“The Pope came as an angel, bringing love, belief and human warmth, and a simple attitude,” gushed one of the attendees at the June 25 ecumenical service in Yerevan’s central Republic Square. “This visit showed how much our nation needs love, honesty and a spiritual leader like this.”
Many in Yerevan are still chatting about the pontiff’s down-to-earth behavior. If that continues, reasoned Safarian, a social movement for “human-centric politics” could be born.
But the pope’s “holy” influence is seen to stretch beyond Armenian politics, to the 28-year-long conflict with neighboring Azerbaijan over breakaway Nagorno-Karabakh.
Many Armenians seized on the Vatican’s description of the trip as a visit to “the first Christian nation” as a sign that Francis understands Armenia’s desire for peace.
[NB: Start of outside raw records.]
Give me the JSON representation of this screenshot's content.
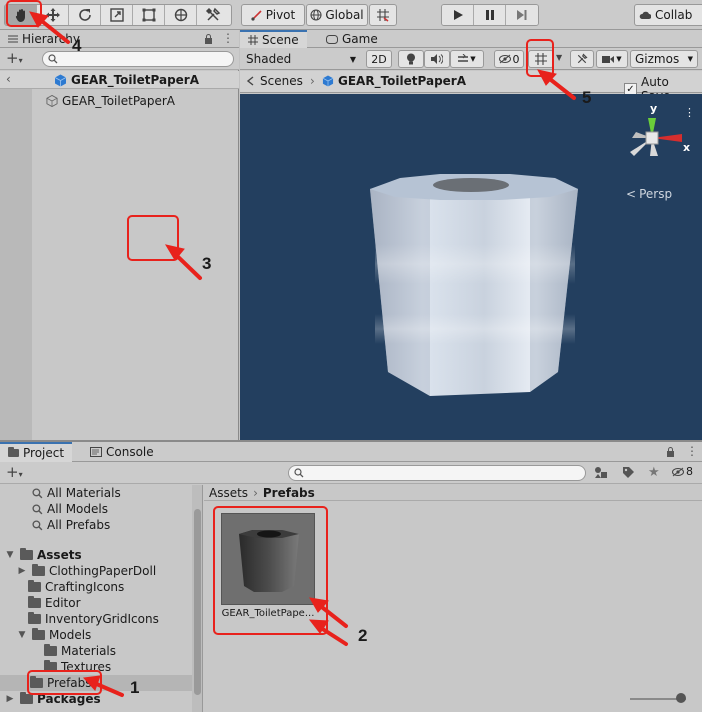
{
  "toolbar": {
    "tools": [
      "hand-tool",
      "move-tool",
      "rotate-tool",
      "scale-tool",
      "rect-tool",
      "transform-tool",
      "custom-tool"
    ],
    "pivot_label": "Pivot",
    "global_label": "Global",
    "collab_label": "Collab"
  },
  "hierarchy": {
    "tab_label": "Hierarchy",
    "header_object": "GEAR_ToiletPaperA",
    "items": [
      "GEAR_ToiletPaperA"
    ]
  },
  "scene": {
    "tab_scene": "Scene",
    "tab_game": "Game",
    "shading": "Shaded",
    "mode_2d": "2D",
    "hidden_count": "0",
    "gizmos_label": "Gizmos",
    "breadcrumb_root": "Scenes",
    "breadcrumb_object": "GEAR_ToiletPaperA",
    "autosave_label": "Auto Save",
    "persp_label": "Persp",
    "axis_y": "y",
    "axis_x": "x"
  },
  "project": {
    "tab_project": "Project",
    "tab_console": "Console",
    "hidden_count": "8",
    "breadcrumb_root": "Assets",
    "breadcrumb_current": "Prefabs",
    "favorites": [
      "All Materials",
      "All Models",
      "All Prefabs"
    ],
    "assets_label": "Assets",
    "folders": [
      "ClothingPaperDoll",
      "CraftingIcons",
      "Editor",
      "InventoryGridIcons",
      "Models",
      "Materials",
      "Textures",
      "Prefabs"
    ],
    "packages_label": "Packages",
    "asset_name": "GEAR_ToiletPape..."
  },
  "annotations": [
    "1",
    "2",
    "3",
    "4",
    "5"
  ],
  "colors": {
    "annotation": "#e8221c",
    "scene_bg": "#233f5f",
    "selection": "#b5b5b5",
    "accent": "#3a72b0"
  }
}
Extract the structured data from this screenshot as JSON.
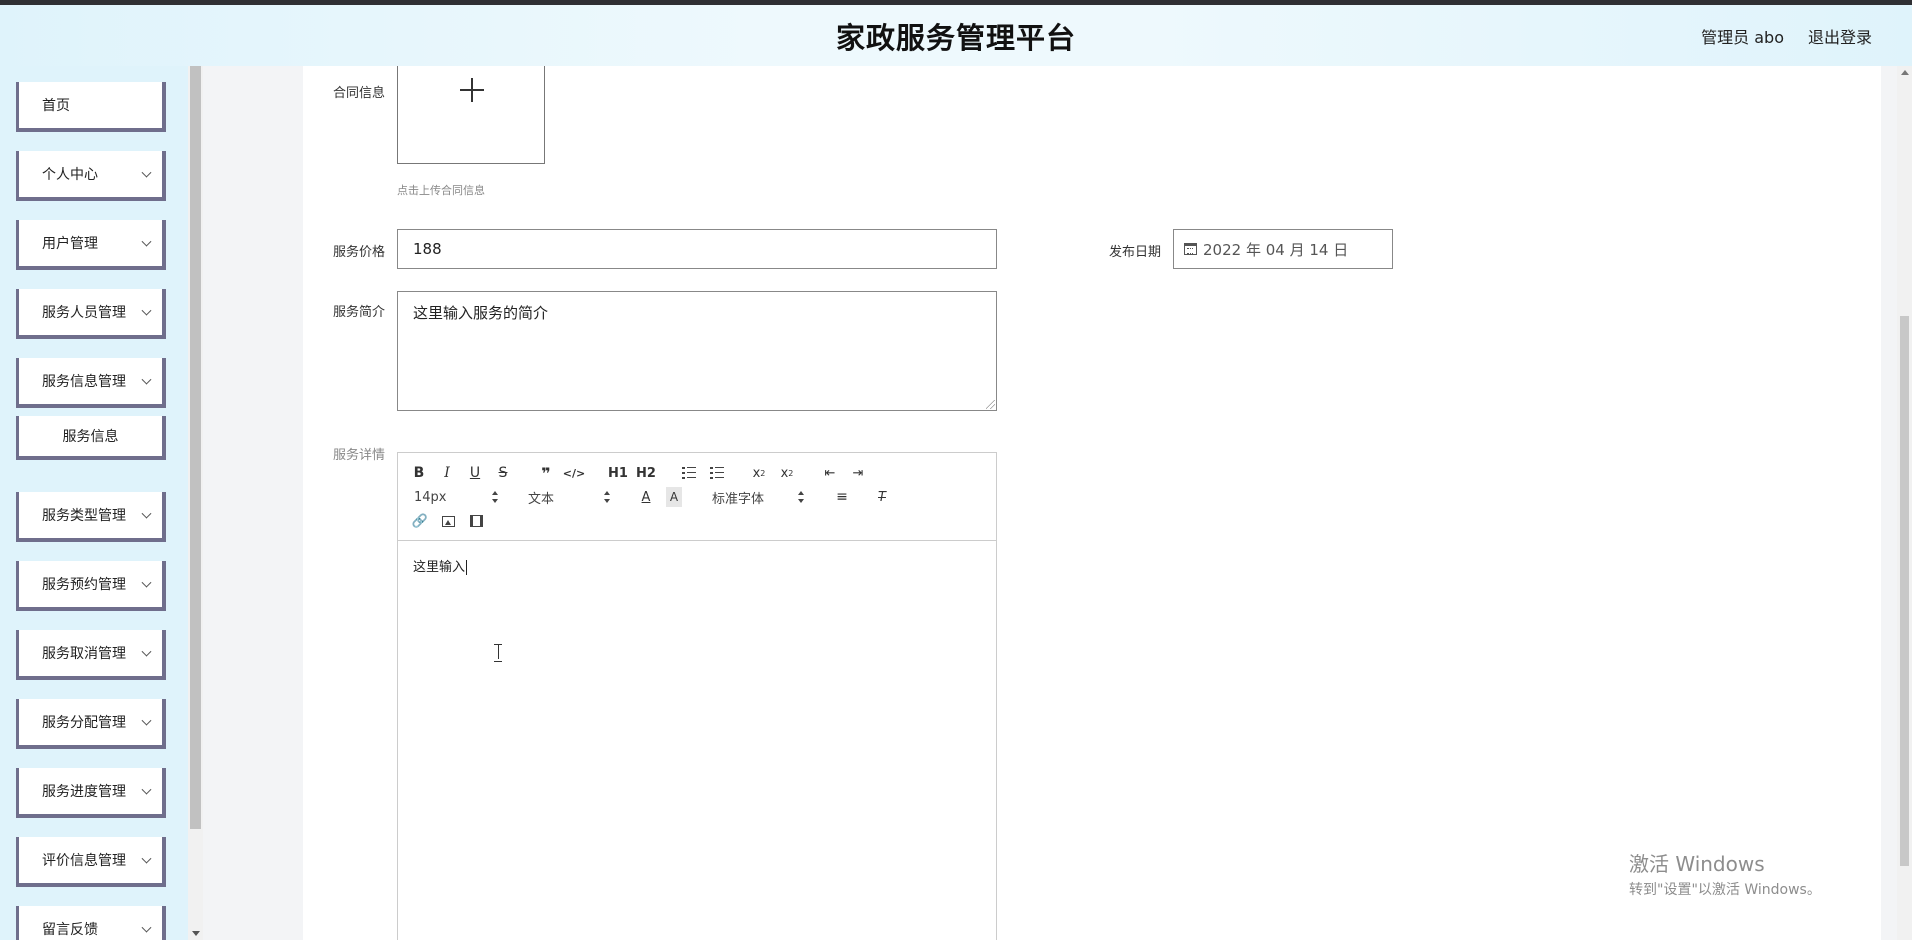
{
  "header": {
    "title": "家政服务管理平台",
    "admin_label": "管理员 abo",
    "logout_label": "退出登录"
  },
  "sidebar": {
    "items": [
      {
        "label": "首页",
        "has_chevron": false
      },
      {
        "label": "个人中心",
        "has_chevron": true
      },
      {
        "label": "用户管理",
        "has_chevron": true
      },
      {
        "label": "服务人员管理",
        "has_chevron": true
      },
      {
        "label": "服务信息管理",
        "has_chevron": true
      },
      {
        "label": "服务信息",
        "has_chevron": false,
        "sub": true
      },
      {
        "label": "服务类型管理",
        "has_chevron": true
      },
      {
        "label": "服务预约管理",
        "has_chevron": true
      },
      {
        "label": "服务取消管理",
        "has_chevron": true
      },
      {
        "label": "服务分配管理",
        "has_chevron": true
      },
      {
        "label": "服务进度管理",
        "has_chevron": true
      },
      {
        "label": "评价信息管理",
        "has_chevron": true
      },
      {
        "label": "留言反馈",
        "has_chevron": true
      }
    ]
  },
  "form": {
    "contract_label": "合同信息",
    "contract_hint": "点击上传合同信息",
    "price_label": "服务价格",
    "price_value": "188",
    "date_label": "发布日期",
    "date_value": "2022 年 04 月 14 日",
    "intro_label": "服务简介",
    "intro_value": "这里输入服务的简介",
    "detail_label": "服务详情"
  },
  "editor": {
    "toolbar_row1": [
      "B",
      "I",
      "U",
      "S"
    ],
    "heading1": "H1",
    "heading2": "H2",
    "font_size": "14px",
    "text_type": "文本",
    "font_family": "标准字体",
    "content": "这里输入"
  },
  "watermark": {
    "line1": "激活 Windows",
    "line2": "转到\"设置\"以激活 Windows。"
  }
}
The pope’s description of Ottoman Turkey’s 1915 slaughter of ethnic Armenians as genocide – a definition repeated on June 24 – reinforced that perception.
‘[A] special status was given by the Vatican to Armenia and also a message that it is Armenia in our region that the Vatican sees as the bearer of its values” of peace and reconciliation, asserted Mehrabian.
Along with Armenian Apostolic Church Catholicos Karekin II, Pope Francis released doves toward Turkey, and signed a declaration attesting that their Christian faith means they must seek “peace and reconciliation” in the Armenian-Azerbaijani conflict.
Political analyst Stepan Danielian, director of the Cooperation for Democracy non-governmental organization, believes that such actions were designed to be picked up by the scores of international journalists who covered the pope’s Armenia visit.
“Releasing doves in the direction of Turkey was not a random choice,” he said. “The Karabakh issue, words about the genocide were not random, either. All this presented Armenia abroad from a different angle.”
The Catholic Church has “a huge influence on geopolitical developments,” agreed Safarian. Catholic countries now recognizing the Armenian genocide is just a matter of time, he added.
So far, however, the pope’s words have only sparked anger from Turkey, which denounced the 79-year-old pontiff for a “mentality of the Crusades.”
This fall, the pope will also visit Turkey’s close ally, Azerbaijan, a predominantly Shi’ite Muslim nation, and majority Orthodox Christian Georgia.
During an in-flight press conference on June 26, the pope told reporters that “I will speak to the Azerbaijanis of the truth of what I have seen, of what I have felt and I will also encourage them,” according to a transcript published by Catholic news services.
Faltering on the details, he said that he would speak from the heart, “but always positively trying to find solutions that are viable, that move ahead.”
Marianna Grigoryan is a freelance reporter based in Armenia and editor of MediaLab.am.